▶ Directions
Show all lines from the records below in which the string "title" is present.

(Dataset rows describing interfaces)
*****
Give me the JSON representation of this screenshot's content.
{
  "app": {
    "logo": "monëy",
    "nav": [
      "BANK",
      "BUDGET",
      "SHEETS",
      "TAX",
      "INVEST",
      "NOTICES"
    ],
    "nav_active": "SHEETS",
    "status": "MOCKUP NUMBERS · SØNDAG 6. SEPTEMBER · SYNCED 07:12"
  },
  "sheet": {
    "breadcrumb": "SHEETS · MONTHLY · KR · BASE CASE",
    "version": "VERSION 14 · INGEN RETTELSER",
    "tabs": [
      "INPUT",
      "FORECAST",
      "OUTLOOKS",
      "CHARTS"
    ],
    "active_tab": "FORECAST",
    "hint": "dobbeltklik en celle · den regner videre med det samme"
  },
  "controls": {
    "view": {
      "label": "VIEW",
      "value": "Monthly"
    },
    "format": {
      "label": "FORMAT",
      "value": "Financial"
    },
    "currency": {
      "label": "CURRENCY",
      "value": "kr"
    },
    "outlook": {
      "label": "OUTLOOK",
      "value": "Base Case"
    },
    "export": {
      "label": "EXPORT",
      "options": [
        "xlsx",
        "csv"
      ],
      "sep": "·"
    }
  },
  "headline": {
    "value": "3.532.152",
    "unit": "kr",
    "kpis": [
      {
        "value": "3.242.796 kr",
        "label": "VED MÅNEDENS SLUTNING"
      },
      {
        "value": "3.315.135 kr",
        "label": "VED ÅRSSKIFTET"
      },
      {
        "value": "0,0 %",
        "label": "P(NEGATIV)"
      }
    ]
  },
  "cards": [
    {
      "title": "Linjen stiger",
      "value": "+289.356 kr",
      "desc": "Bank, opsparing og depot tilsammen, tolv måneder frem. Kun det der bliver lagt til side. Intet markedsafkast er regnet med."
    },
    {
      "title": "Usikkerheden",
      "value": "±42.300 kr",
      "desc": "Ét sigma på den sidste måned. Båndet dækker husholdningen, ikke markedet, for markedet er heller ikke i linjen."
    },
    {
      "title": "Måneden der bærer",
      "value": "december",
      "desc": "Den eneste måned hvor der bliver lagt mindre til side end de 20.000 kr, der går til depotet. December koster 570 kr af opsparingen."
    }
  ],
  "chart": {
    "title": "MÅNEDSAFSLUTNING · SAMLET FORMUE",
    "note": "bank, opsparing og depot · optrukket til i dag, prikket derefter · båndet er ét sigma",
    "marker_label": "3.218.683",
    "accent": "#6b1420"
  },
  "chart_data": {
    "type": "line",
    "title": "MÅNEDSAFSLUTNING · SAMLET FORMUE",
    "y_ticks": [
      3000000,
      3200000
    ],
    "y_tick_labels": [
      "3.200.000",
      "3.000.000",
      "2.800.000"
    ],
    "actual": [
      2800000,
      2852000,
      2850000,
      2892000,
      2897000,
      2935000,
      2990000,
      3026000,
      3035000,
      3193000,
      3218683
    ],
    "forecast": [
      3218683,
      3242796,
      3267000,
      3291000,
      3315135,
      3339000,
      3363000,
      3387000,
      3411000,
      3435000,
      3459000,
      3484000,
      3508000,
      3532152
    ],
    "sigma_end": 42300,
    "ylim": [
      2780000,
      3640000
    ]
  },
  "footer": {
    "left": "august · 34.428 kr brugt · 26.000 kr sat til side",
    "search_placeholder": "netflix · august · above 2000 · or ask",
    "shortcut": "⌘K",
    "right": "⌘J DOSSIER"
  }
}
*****
▶ Exercise solution
      "title": "Linjen stiger",
      "title": "Usikkerheden",
      "title": "Måneden der bærer",
    "title": "MÅNEDSAFSLUTNING · SAMLET FORMUE",
    "title": "MÅNEDSAFSLUTNING · SAMLET FORMUE",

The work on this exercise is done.